The term “commando” has been used to designate various units within the Argentine armed forces, including some Marine Commandos who fought during the Falklands War. Currently, two Army Commando units—the 601st Commando Company and the 602nd Commando Company—are part of the Argentine Special Operations Forces Group. The units are assigned typical commando missions including raids, recon and counterinsurgency. Because Argentina has very diverse terrain, the Commando companies are trained for jungle, mountain and desert warfare.
As befits an elite Commando unit, the Argentine Commandos have a distinctive combat knife made by Jose Ranz. Designated the MXT-V1, this Bowie-type knife seems to be well made and functional. As I understand it, Jose Ranz specifically designed the knife for the two Commando companies. My knife is new and did not come from contacts in the armed forces. I believe it was part of an overrun of the original contract. One indication of this is that it did not come in the original sheath used by the commandos but in the sheath supplied by Ranz with the knife they supply to the Argentine Parachute Brigade. I have seen figures that indicate only about 150 of the Commando knives were produced, but I do not know if this is correct.
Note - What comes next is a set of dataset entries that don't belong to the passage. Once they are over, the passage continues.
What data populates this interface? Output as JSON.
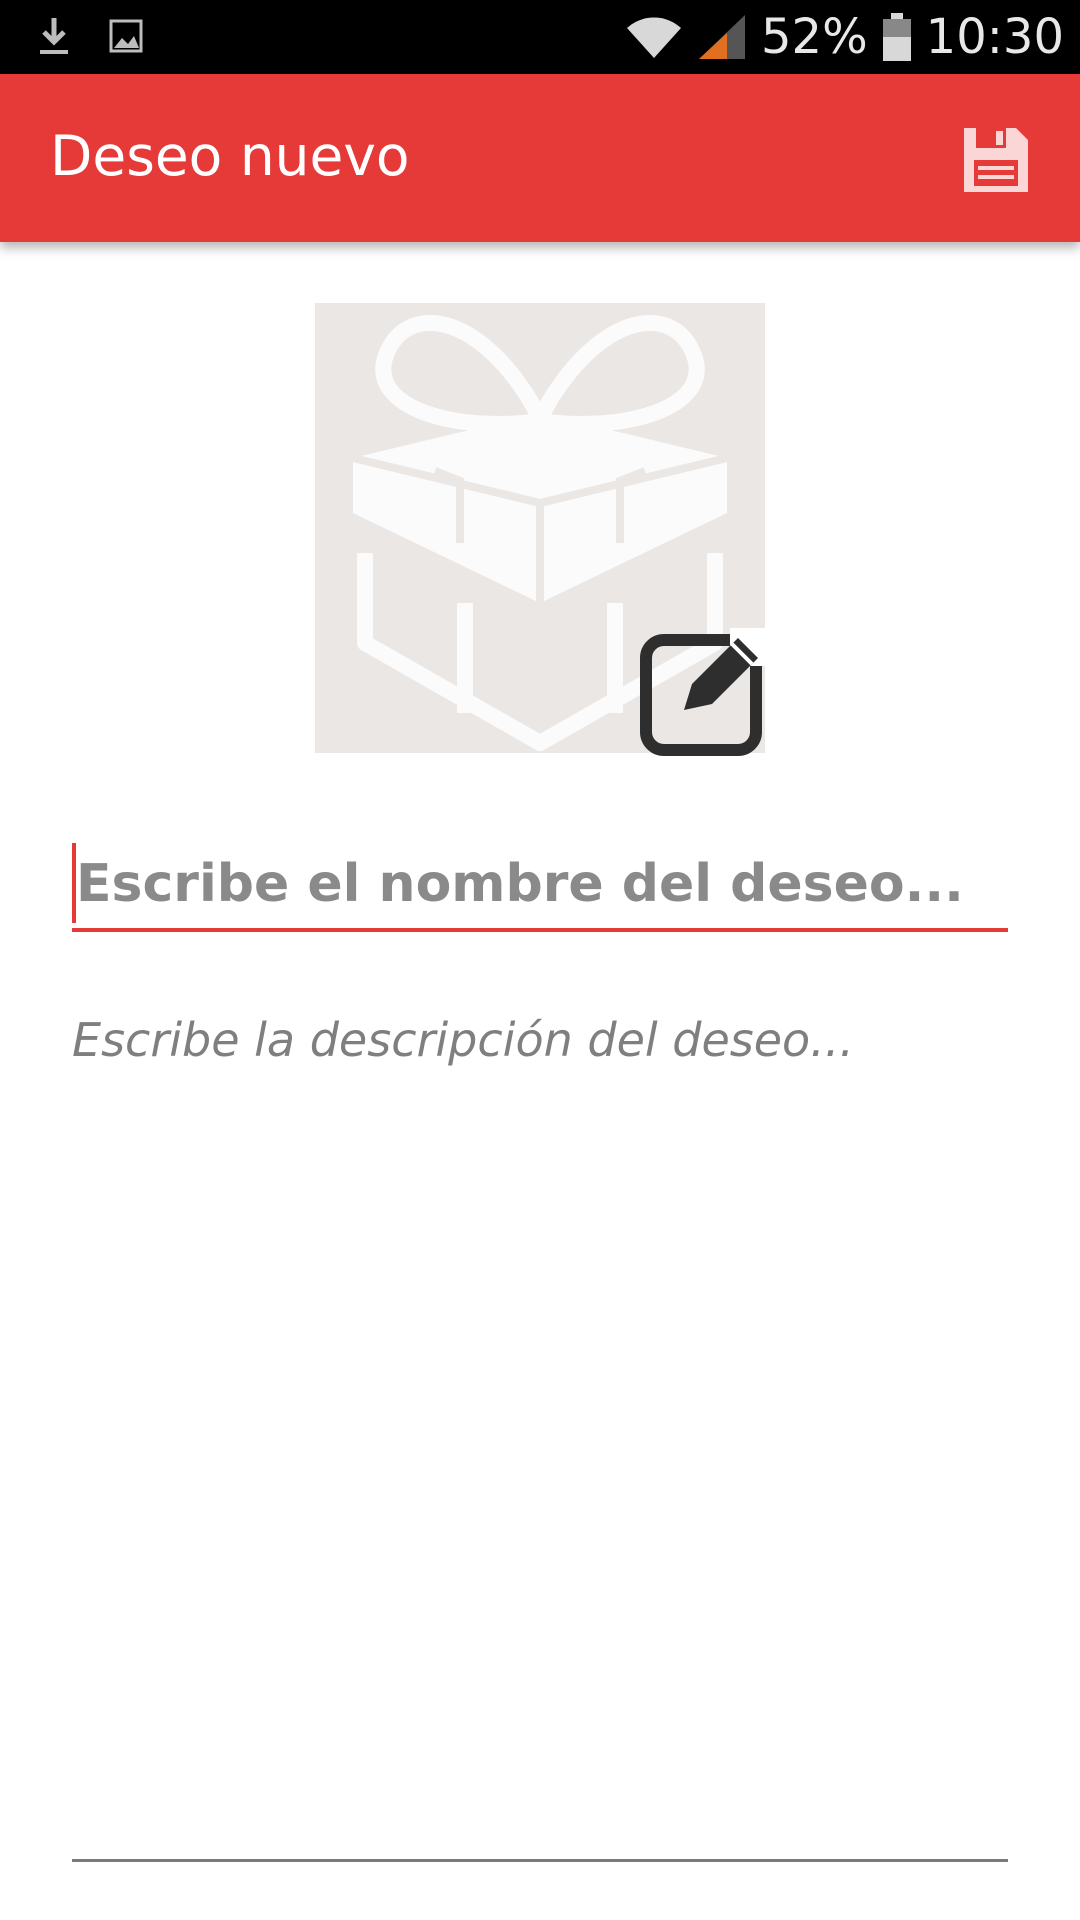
{
  "status_bar": {
    "battery_percent": "52%",
    "time": "10:30",
    "icons": [
      "download-icon",
      "image-icon",
      "wifi-icon",
      "signal-icon",
      "battery-icon"
    ]
  },
  "toolbar": {
    "title": "Deseo nuevo",
    "save_icon": "floppy-disk-icon",
    "background_color": "#e53a38"
  },
  "image": {
    "placeholder_icon": "gift-box-icon",
    "edit_icon": "edit-square-pencil-icon"
  },
  "form": {
    "name_placeholder": "Escribe el nombre del deseo...",
    "name_value": "",
    "description_placeholder": "Escribe la descripción del deseo...",
    "description_value": "",
    "accent_color": "#e53a38"
  }
}
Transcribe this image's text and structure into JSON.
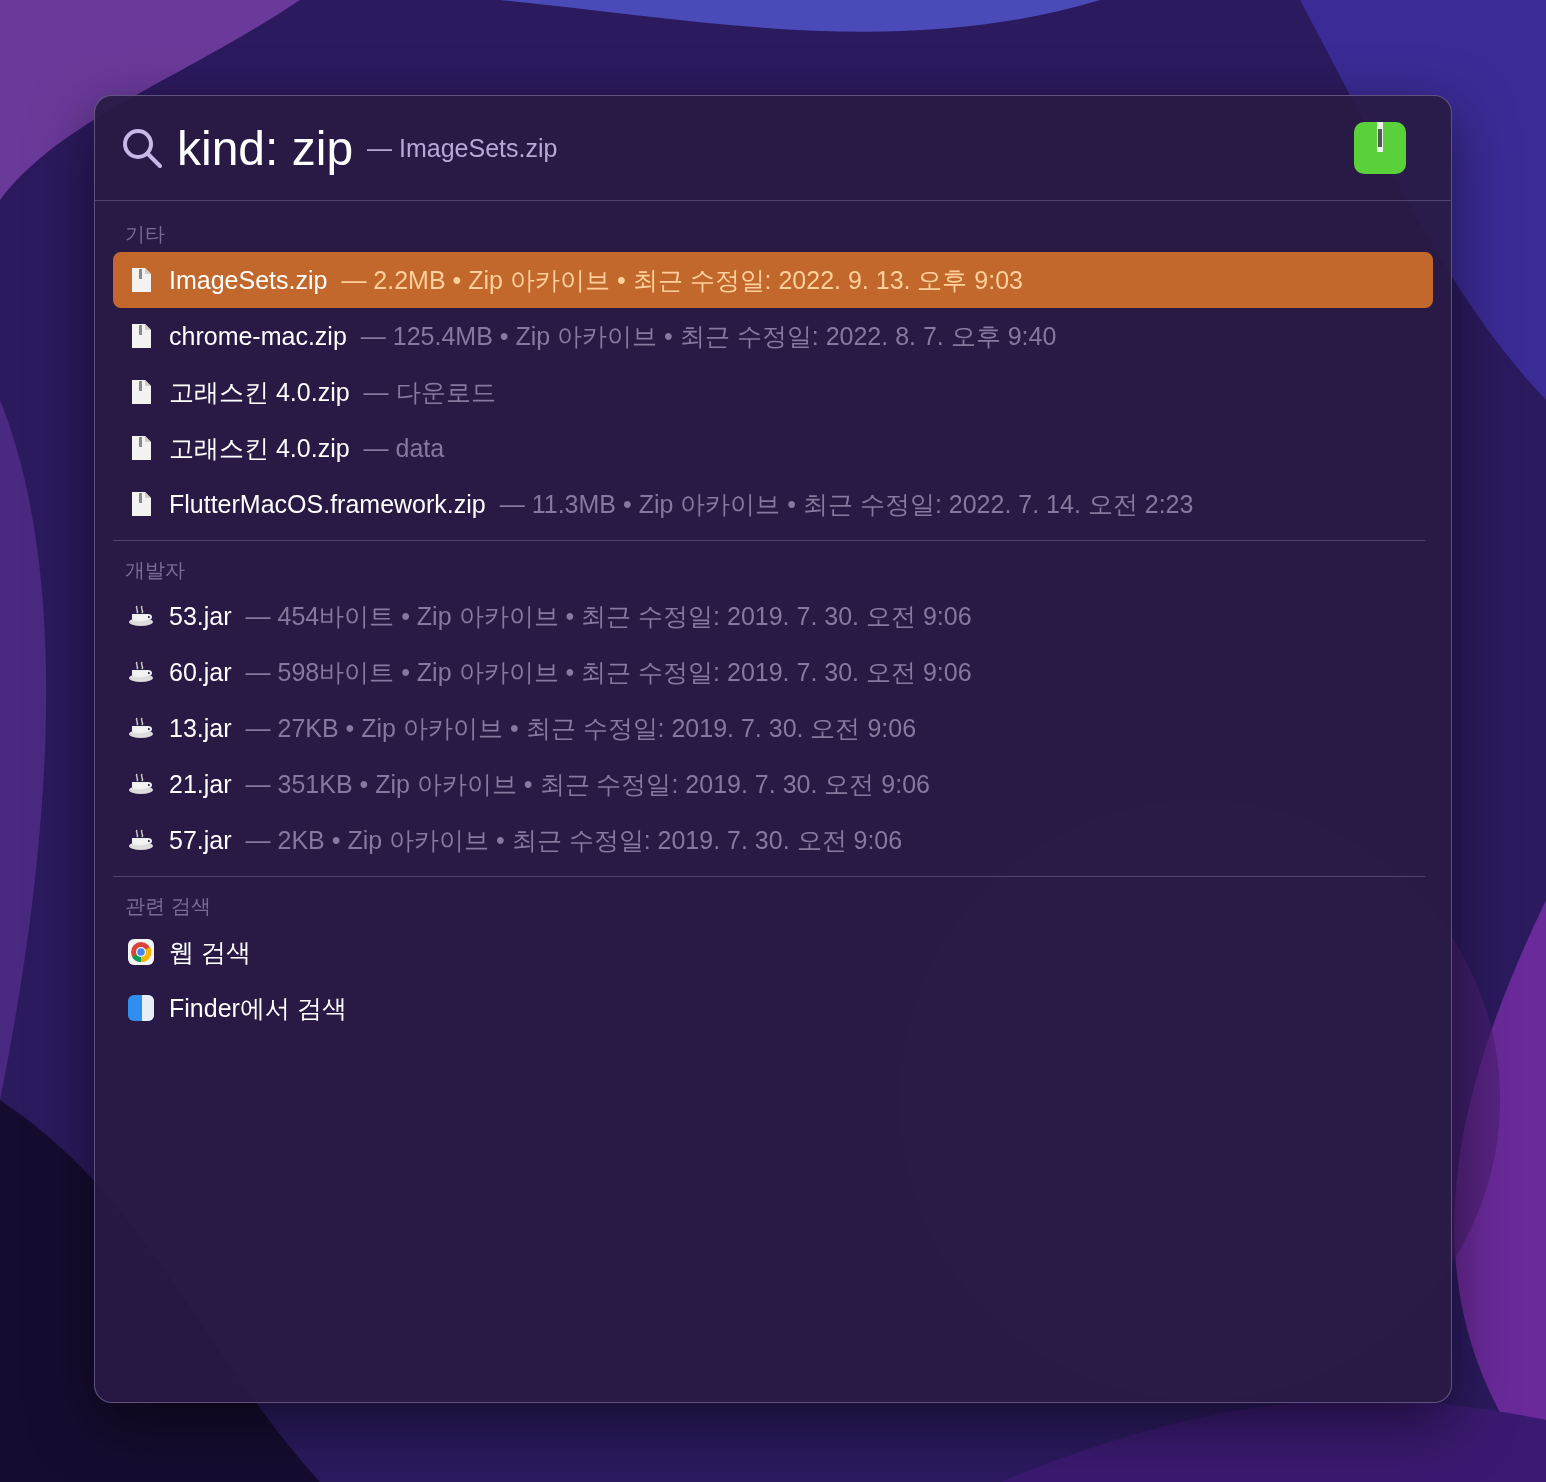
{
  "search": {
    "query": "kind: zip",
    "hint": "— ImageSets.zip"
  },
  "sections": [
    {
      "title": "기타",
      "items": [
        {
          "kind": "file",
          "name": "ImageSets.zip",
          "detail": "— 2.2MB • Zip 아카이브 • 최근 수정일: 2022. 9. 13. 오후 9:03",
          "selected": true
        },
        {
          "kind": "file",
          "name": "chrome-mac.zip",
          "detail": "— 125.4MB • Zip 아카이브 • 최근 수정일: 2022. 8. 7. 오후 9:40",
          "selected": false
        },
        {
          "kind": "file",
          "name": "고래스킨 4.0.zip",
          "detail": "— 다운로드",
          "selected": false
        },
        {
          "kind": "file",
          "name": "고래스킨 4.0.zip",
          "detail": "— data",
          "selected": false
        },
        {
          "kind": "file",
          "name": "FlutterMacOS.framework.zip",
          "detail": "— 11.3MB • Zip 아카이브 • 최근 수정일: 2022. 7. 14. 오전 2:23",
          "selected": false
        }
      ]
    },
    {
      "title": "개발자",
      "items": [
        {
          "kind": "jar",
          "name": "53.jar",
          "detail": "— 454바이트 • Zip 아카이브 • 최근 수정일: 2019. 7. 30. 오전 9:06",
          "selected": false
        },
        {
          "kind": "jar",
          "name": "60.jar",
          "detail": "— 598바이트 • Zip 아카이브 • 최근 수정일: 2019. 7. 30. 오전 9:06",
          "selected": false
        },
        {
          "kind": "jar",
          "name": "13.jar",
          "detail": "— 27KB • Zip 아카이브 • 최근 수정일: 2019. 7. 30. 오전 9:06",
          "selected": false
        },
        {
          "kind": "jar",
          "name": "21.jar",
          "detail": "— 351KB • Zip 아카이브 • 최근 수정일: 2019. 7. 30. 오전 9:06",
          "selected": false
        },
        {
          "kind": "jar",
          "name": "57.jar",
          "detail": "— 2KB • Zip 아카이브 • 최근 수정일: 2019. 7. 30. 오전 9:06",
          "selected": false
        }
      ]
    },
    {
      "title": "관련 검색",
      "items": [
        {
          "kind": "web",
          "name": "웹 검색",
          "selected": false
        },
        {
          "kind": "finder",
          "name": "Finder에서 검색",
          "selected": false
        }
      ]
    }
  ]
}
The Ranz knife has a distinctive appearance, which is a positive feature for a knife used by elite military units, but it also seems to be a relatively practical heavy-duty blade. It’s a good-sized Bowie-type knife, which should be usable by troops that have a mountain mission where cutting branches or other camp chores are likely to arise. Quality of the Ranz Commando Knife seems good, but the fitting of the crossguard with the handle could be better. There is a noticeable gap between the blade, crossguard, and handle. The Argentine Commando Knife is 13.2 inches overall. The blade is SAE 9260 carbon steel with a hardness of HRC 56-58. It is 7.5 inches long and .16 inches thick with a clip point. Finish seems to be parkerized. On the ricasso, the blade is marked “RANZ/COMMANDO/00108.”
The handle is of PA 6 Polyamide and is green with finger grooves on one side and ribs on the top. This is actually a very comfortable handle which, combined with the blade, gives the Ranz Commando excellent balance. The crossguard is of distinctive shape and fabricated of aluminum, which is painted black. The hilt incorporates a distinctive beak which, combined with the crossguard’s shape, indicates to me that it may have been inspired by previous Argentine designs which have a knuckle guard. The Ranz knife almost appears to have been a knuckle knife that has had the center section sawed out. To some extent it resembles a Commando knife a friend in the British Royal Marines captured from Argentine Commandos during the Falklands War. The blade is similar in shape and that knife does have a thick crossguard and a knuckleguard. The crossguard and hilt beak are nicely finished and certainly don’t appear to have any material removed, but one’s eye just fills in the arc of a knuckleguard when looking at the knife.
As I mentioned earlier, the sheath does not seem to be the correct one for the Commando Knife but is the one supplied by Ranz with Argentine Airborne knives. The blade fits quite nicely, though, so other than the “Paracaidistas” markings, one would never know it’s the wrong sheath. It may well be that the same or a similar blade is used on the airborne knife—I have seen photos of a knife designated as an Argentine para knife made by Ranz, which has a blade of the same width and length but with a spear point and serrations on one edge. This knife does incorporate a knuckleguard. The handle of the Commando Knife is green as is the sheath, which, with the black crossguard and black pommel beak topped off with a green pommel cap, makes a nice contrast when the knife is sheathed. The polymer sheath does offer good friction retention plus has a snap-retention strap that passes over the crossguard and another snap-retention strap at the hilt.
The polymer sheath incorporates four strap loops as well as a lashing slot at the bottom. Additionally, the woven carry loop riveted to the back of the sheath may be used as a belt loop. A green leg-tie cord comes attached to the lashing slot on the sheath. Balance is good and I like the feel of the handle. Since Cordoba, where Ranz Armas Blancas is based, is the center of the Argentine aerospace and automobile industry, one would assume that skilled workers should be available to allow production of quality blades.
Time To Dig Deeper
I guess the bottom line is that I like the knife but wish a little more time had been taken on fitting. I would like to know what the original sheath was like, too. I remember a photo of an Argentine Commando wearing what could have been the Ranz knife with a leather sheath that was squared off at the bottom. Interestingly, I found a Spanish language blade forum where there was a discussion of the Ranz military knives. Many Argentine collectors seemed to be having as much trouble finding info or even finding Ranz as I had when working on this column!